Some fun with maps, although of course, not to be taken too seriously. One should not take words too seriously, after all. (“True” names? Would that be like we would recognize the place and know the name without hearing it, being destined to live there forever?) No, it’s just fun to look at etymologies and think about the meanings of place-names. But I appreciate the debunking too.

plato called it

November 12, 2008

very funny though perhaps actually quite depressing video behind the scenes at the daily show, on interviewing voters in this election. It’s further reminder that these systems don’t work not because of some particular disorder regarding the method or implementation or dynamic of power, but simply the force of that power itself, the intelligence of human beings. Hopefully we will muddle through with all our checks and balances 🙂

happy election!

November 5, 2008

I voted in downtown manhattan, where my ballot for barack would hardly make a difference, and I know several people who voted third party or write-in to make a point (at least one even after having campaigned in PA for Obama) but I enjoyed being a part of history. I had intended to vote the D ticket for months, just because I don’t think third party ballots mean anything (if you want to change the system that’s not how to do it) but I only got excited about it in the last couple weeks, and I really was elated after coming out of the booth.

I realize Obama is just one guy, who will certainly run into trouble when it gets down to nuts and bolts and everyone expects different things from him, but at the same time, there is a symbolic importance to this that is transcendent, and there is the possibility of some real work getting done, even if only a very small portion of what some people imagine or hope for. But just getting people excited and involved will make a difference…

Still upset about Proposition 8, though.

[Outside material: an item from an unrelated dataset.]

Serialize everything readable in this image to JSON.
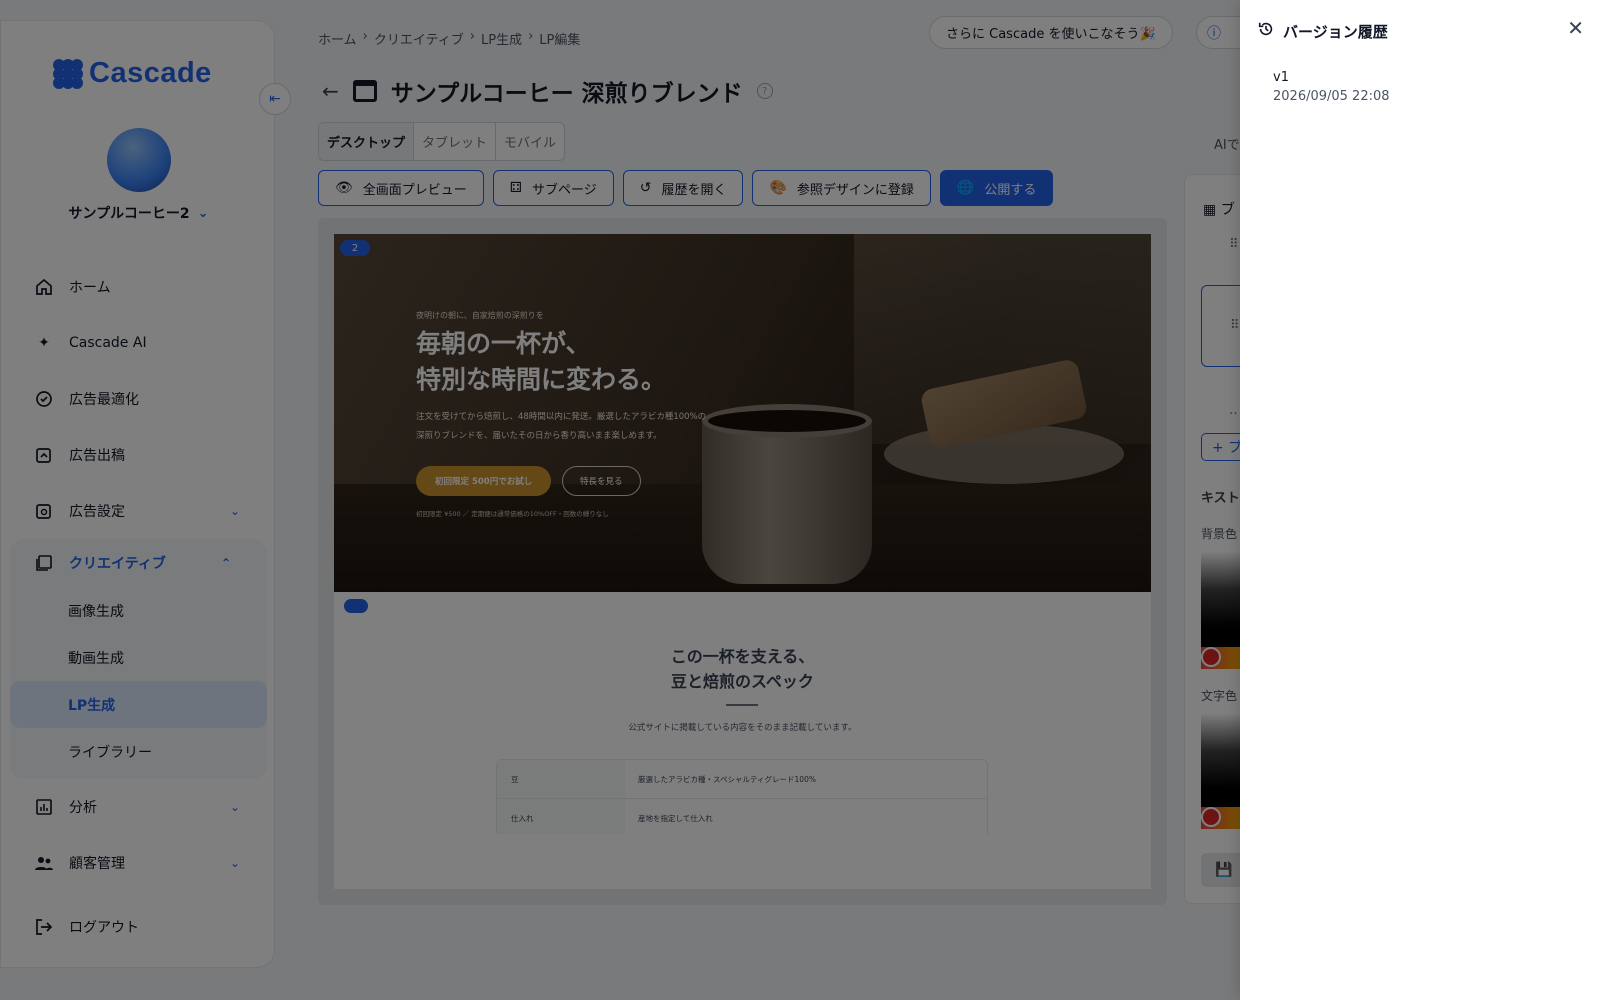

I hope that somehow doesn’t last long…

This is an interesting little piece on one mr ayers, friendly neighborhood terrorist… who in an interview, I have to admit, it is hard to stay upset with. Power of rhetoric or has he been misunderstood the whole time? Anyway, not that it’s an issue now, just a funny bit of trivia.

Moderate repubs, like Rice and McCain, took the news well & graciously, but some of the bloggers were much less appealing…

another break.

October 24, 2008

It is already halfway through fall – unbelievable. The election is two weeks away, and I’m feeling more calm about it generally (did you know Obama played fantasy football?). But, I think I’ve reached a turning point in my own work that means I’ll be offline a bit more (I know I say this from time to time, but … well, I’m saying it again. but I think I have better motivation this time, since I’ve figured out an important component in what I’m doing…)

Here are some links so you didn’t waste time visiting …

This is an interesting story about Einstein.

Here is science about sunspots.

Plus, slate reviews books about English.

The undecided voter

October 21, 2008

Colin Powell’s endorsement of Obama is being given a lot of attention as a powerful move, a thoughtful speech, and a painful jab to the right wing. But one thing that struck me about it was the fact that Powell basically admitted to being one of those many undecided voters the media has been chastising and the comedy shows have been mocking. He said on Meet the Press that he’d been watching carefully these last few weeks and finally chose Obama. But he apparently wasn’t sure until just over two weeks to the election, when voting has already begun in some states. Yet the press still respected and adored him.

He didn’t say he had to decide whether to come out and state publicly that he would vote for Obama; he said he had to decide for himself whether to vote for Obama. He personally just wasn’t sure what to do until he had had time to watch them in action this fall. Does that mean we should think less of Powell or more of undecided voters? Well – that’s up to you. I’m just pointing out the overlap.